(Dataset rows describing interfaces)
== Segment start ==

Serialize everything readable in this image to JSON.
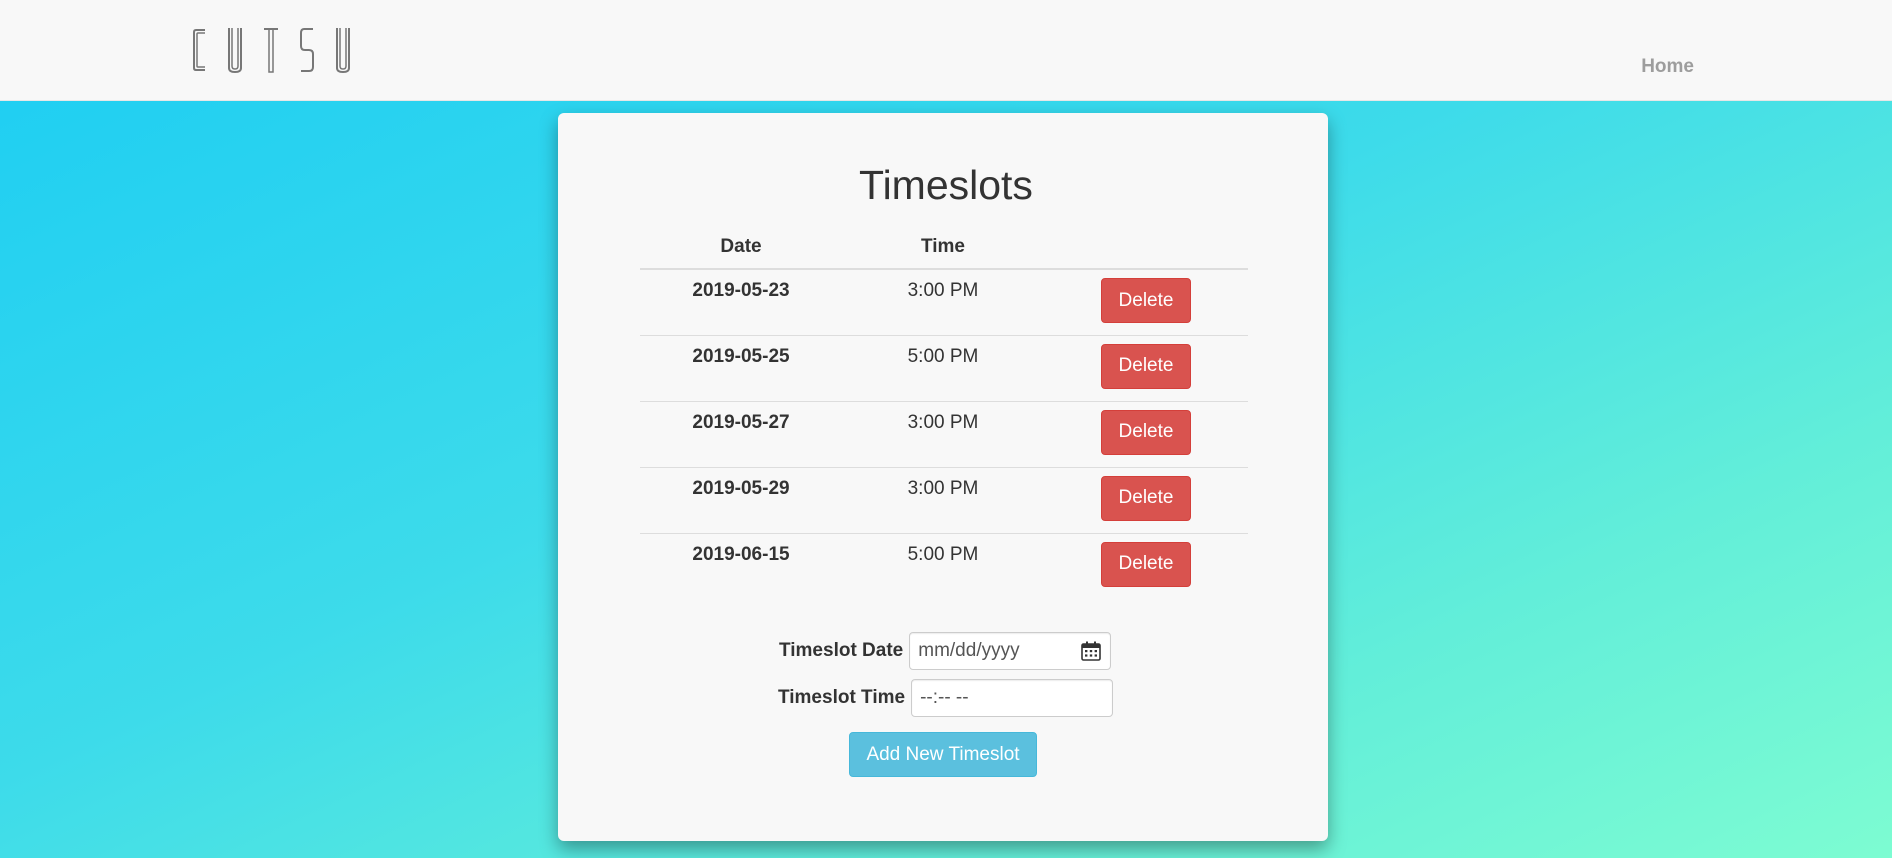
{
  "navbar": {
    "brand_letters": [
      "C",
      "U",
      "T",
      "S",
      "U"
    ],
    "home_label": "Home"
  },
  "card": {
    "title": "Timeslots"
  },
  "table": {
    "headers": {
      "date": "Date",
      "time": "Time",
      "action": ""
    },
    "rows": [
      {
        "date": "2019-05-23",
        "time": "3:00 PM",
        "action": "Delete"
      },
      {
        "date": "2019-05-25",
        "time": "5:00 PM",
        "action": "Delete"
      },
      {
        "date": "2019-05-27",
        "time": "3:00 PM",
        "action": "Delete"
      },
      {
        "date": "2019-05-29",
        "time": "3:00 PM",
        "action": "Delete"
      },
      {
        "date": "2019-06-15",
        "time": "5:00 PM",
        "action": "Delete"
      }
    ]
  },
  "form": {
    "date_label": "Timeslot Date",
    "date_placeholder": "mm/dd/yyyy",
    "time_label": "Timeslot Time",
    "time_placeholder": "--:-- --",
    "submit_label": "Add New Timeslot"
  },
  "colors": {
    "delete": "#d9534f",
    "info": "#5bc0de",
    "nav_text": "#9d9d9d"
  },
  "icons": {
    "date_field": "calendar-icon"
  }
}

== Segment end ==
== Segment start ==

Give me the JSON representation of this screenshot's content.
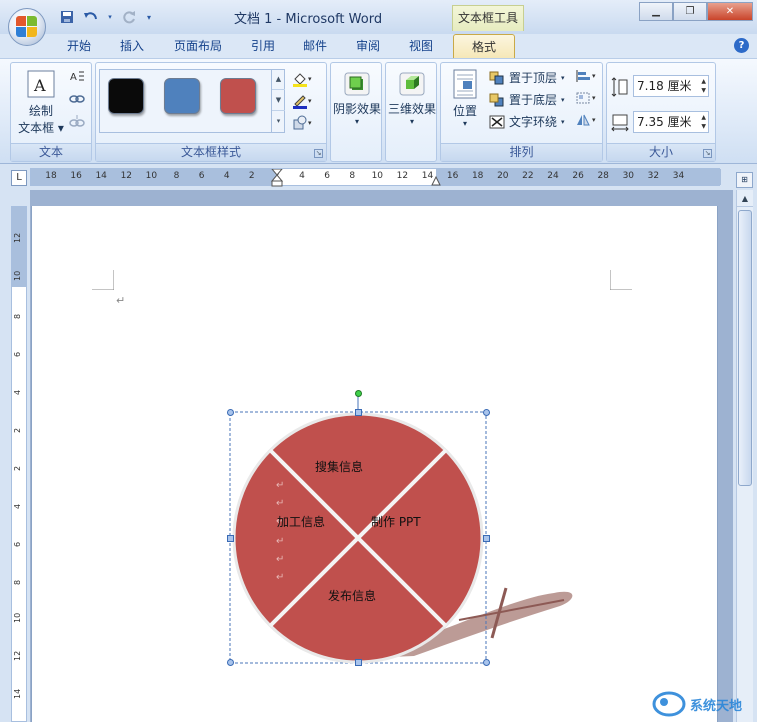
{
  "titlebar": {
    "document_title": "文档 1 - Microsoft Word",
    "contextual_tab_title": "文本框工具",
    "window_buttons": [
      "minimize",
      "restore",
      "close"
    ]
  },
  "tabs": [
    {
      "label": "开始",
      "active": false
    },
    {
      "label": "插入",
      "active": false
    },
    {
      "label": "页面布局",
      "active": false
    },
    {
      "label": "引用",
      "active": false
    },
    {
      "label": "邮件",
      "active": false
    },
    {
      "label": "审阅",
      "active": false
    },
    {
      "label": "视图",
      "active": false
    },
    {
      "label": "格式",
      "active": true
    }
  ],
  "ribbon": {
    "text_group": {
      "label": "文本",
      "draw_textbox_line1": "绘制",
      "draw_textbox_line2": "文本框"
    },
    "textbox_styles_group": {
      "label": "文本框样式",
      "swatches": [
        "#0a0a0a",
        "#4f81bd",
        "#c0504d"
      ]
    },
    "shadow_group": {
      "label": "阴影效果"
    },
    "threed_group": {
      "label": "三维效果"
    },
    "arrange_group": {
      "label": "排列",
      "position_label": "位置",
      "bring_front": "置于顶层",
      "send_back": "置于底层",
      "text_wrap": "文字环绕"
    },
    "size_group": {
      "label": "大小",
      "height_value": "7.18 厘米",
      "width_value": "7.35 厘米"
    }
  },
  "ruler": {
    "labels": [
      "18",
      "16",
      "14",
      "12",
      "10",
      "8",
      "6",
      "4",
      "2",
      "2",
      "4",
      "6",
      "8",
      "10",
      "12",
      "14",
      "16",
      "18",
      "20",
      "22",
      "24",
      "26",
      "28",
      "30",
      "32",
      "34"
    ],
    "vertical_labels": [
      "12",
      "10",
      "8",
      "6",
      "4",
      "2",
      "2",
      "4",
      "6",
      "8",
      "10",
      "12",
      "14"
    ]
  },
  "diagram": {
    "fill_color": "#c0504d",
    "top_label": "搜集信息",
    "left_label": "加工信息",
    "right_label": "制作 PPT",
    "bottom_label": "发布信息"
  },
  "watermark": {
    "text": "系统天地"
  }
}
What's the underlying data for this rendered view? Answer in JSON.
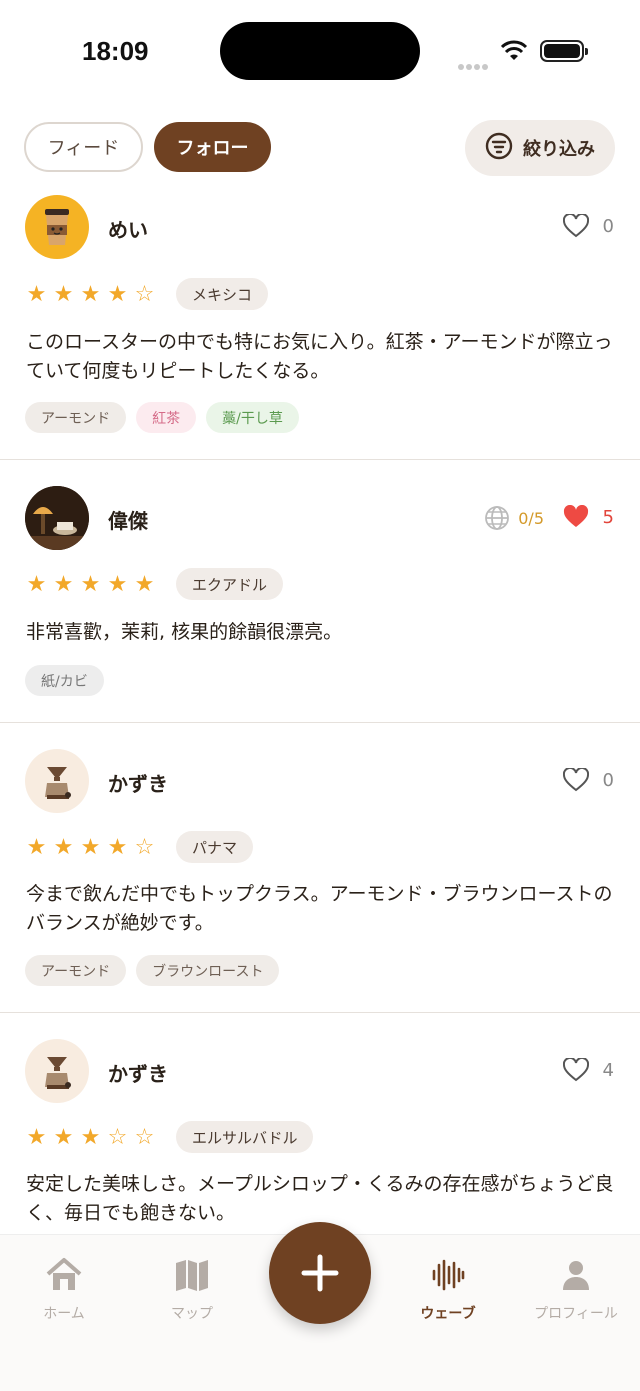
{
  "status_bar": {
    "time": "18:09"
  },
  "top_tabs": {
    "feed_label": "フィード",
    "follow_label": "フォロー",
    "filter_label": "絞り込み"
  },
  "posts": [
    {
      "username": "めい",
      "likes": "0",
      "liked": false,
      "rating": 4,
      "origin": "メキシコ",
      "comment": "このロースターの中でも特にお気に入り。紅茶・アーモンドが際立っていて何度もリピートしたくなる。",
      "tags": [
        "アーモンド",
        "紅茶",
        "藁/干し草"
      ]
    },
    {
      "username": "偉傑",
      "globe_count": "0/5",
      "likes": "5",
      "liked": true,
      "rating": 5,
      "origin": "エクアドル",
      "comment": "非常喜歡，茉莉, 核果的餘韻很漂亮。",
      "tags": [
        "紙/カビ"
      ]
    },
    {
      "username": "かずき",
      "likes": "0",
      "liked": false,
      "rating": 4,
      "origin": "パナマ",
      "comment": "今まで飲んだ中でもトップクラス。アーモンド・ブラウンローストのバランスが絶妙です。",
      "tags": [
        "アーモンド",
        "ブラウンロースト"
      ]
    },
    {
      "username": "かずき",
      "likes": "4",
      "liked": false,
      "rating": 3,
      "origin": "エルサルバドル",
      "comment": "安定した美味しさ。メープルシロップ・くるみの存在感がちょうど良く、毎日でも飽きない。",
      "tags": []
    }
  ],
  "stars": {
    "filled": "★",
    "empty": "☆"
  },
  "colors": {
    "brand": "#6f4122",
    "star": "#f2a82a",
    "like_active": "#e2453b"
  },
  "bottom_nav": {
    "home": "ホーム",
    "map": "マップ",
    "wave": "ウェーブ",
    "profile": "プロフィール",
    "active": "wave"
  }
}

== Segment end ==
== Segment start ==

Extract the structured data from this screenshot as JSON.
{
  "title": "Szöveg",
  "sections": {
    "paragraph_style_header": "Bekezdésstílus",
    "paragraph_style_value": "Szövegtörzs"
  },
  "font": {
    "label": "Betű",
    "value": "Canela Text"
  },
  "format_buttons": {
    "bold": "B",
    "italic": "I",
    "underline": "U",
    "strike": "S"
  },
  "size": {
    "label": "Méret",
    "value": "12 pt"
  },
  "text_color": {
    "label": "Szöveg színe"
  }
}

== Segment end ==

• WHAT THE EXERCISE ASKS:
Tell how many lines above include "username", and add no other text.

• RESPONSE BELOW:
4